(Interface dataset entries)

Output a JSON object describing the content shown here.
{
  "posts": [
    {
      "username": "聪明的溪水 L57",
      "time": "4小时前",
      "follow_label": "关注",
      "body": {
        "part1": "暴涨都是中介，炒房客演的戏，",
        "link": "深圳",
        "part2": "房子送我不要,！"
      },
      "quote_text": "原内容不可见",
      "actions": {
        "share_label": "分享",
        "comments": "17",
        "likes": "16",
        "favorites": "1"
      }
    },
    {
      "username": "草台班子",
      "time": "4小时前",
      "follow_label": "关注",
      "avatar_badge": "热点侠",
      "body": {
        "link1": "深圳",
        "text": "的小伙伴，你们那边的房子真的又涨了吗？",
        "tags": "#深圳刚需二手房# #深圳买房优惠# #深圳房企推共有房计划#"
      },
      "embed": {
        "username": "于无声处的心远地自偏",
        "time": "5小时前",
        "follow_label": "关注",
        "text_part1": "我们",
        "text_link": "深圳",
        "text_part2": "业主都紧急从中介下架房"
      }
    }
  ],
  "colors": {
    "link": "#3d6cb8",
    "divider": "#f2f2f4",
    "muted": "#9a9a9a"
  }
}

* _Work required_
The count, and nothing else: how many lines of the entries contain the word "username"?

* _Final answer_
3